– Feminist foreign policy: the accountability report in France is out!

– Feminist foreign policy: the accountability report in France is out!

After assessing five years of France’s “feminist diplomacy”, the Gender Equality High Council handed in its report to ministers Catherine Colonna and Isabelle Rome. Equipop made a major contribution to this report, that is the first comprehensive accountability tool ever on feminist foreign policy in France. At this time, there is no English version of the full report, but it seemed relevant to share a few takeaways with feminist activists and governments that, all over the world, are working at building feminist foreign policies.

The Gender Equality High Council is an independent consultative body created in 2013 that evaluates French public policies on gender equality and feeds public debate on the issue. It is composed of five commissions: four focusing on national matters, and an international commission. Equipop has been a member of the commission for several years, and is co-chairing it since 2022.

The commission notably evaluated the second “Gender and Development Strategy”  (2013-2017). In 2018, the third strategy widened its scope beyond development issues and became France’s first International Strategy on Gender Equality (2018-2022). The commission was still identified as its evaluator.
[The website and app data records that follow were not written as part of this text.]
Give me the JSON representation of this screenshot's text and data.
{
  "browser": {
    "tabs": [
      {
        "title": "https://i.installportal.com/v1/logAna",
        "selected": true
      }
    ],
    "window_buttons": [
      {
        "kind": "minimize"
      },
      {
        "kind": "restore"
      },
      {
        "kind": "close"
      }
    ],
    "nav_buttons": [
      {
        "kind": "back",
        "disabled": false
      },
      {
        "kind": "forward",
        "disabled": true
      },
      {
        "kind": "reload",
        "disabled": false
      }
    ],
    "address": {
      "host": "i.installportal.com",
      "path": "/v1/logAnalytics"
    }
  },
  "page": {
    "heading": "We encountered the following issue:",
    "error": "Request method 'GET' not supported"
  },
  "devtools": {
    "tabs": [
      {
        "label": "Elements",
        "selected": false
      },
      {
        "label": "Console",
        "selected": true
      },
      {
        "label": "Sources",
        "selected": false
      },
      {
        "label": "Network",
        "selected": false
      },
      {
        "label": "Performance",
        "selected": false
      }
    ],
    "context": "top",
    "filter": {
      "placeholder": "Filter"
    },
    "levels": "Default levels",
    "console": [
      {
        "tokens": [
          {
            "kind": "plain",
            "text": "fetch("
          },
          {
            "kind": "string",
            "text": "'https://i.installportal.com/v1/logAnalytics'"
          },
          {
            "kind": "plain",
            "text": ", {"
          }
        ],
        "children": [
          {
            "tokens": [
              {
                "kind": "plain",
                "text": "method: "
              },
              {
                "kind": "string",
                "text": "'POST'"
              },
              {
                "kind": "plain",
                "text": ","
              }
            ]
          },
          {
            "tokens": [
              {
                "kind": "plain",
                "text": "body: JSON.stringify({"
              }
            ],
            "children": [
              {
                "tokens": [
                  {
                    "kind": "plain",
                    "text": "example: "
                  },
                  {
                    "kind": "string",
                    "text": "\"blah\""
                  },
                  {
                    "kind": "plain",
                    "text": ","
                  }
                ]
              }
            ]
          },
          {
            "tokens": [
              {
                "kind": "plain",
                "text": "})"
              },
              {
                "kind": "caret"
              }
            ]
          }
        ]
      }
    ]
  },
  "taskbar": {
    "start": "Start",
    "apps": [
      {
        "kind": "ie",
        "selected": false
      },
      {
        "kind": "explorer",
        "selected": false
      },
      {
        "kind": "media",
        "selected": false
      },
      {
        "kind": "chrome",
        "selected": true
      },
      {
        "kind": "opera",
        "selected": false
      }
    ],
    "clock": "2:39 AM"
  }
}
However, the report that just came out took another major fact into account: in 2019, France announced a “feminist diplomacy”, thus setting a political objective that was originally not included in the written strategy.

Hence, on July 3rd 2023 the High Council handed in the report entitled “Feminist diplomacy: moving from words to deeds – final evaluation report on France’s International Gender Equality Strategy (2018-2022)”, to Catherine Colonna, Europe and Foreign Affairs Minister, and Isabelle Rome, Gender Equality Minister.

This is the result of almost a year of document analyses and hearings with a very diverse range of representatives from high-level institutions, including ambassadors in capitals or to multilateral bodies (UN, NATO), from agencies active in a wide range of fields (Agence française de développement, Expertise France, Agence pour l’enseignement français à l’étranger, Institut français), as well as the Finance ministry.

Defining, assuming and financing

After five years, the High Council points to three main shortcomings: French feminist “diplomacy” lacks a solid conceptual basis, is too timidly supported politically, and relies on insufficient resources, both financial and human.

Some progress has been made, but to move towards an actual feminist foreign policy, a real step forward will have to be taken. With this in mind, the High Council has put forward 18 recommendations based on three themes – “define, assume, finance”

-define the concept of “feminist diplomacy” or “feminist foreign policy”, in an inclusive manner and in co-construction with feminist organizations; 

-affirm the government’s commitment at the highest level – particularly in European and international bodies;

-provide the strategy with adequate human and financial resources.

In a context of a backlash against the rights of all women and LGBTIQ+ people around the world, including in France, the High Council believes that feminist foreign policy is a crucial tool that must be promoted at all levels and in all areas.

A few months ago, Equipop had published a report analyzing the backlash and making recommendations to France.

The High Council’s recommendations must now be taken into account in drawing up France’s next strategy. Equipop will continue to contribute to this work in the various working groups, on behalf of the High Council, but also on its own behalf, and will help ensure that the expectations of West African feminists are given priority.

In the coming months, based on this report, Equipop is eager, along with its High Council colleagues, to exchange ideas with other feminist CSOs or activists around the world, in order to strengthen the dynamic towards Feminist Foreign Policies, in particular in the perspective of the UN General Assembly and the conference held by the Netherlands in November.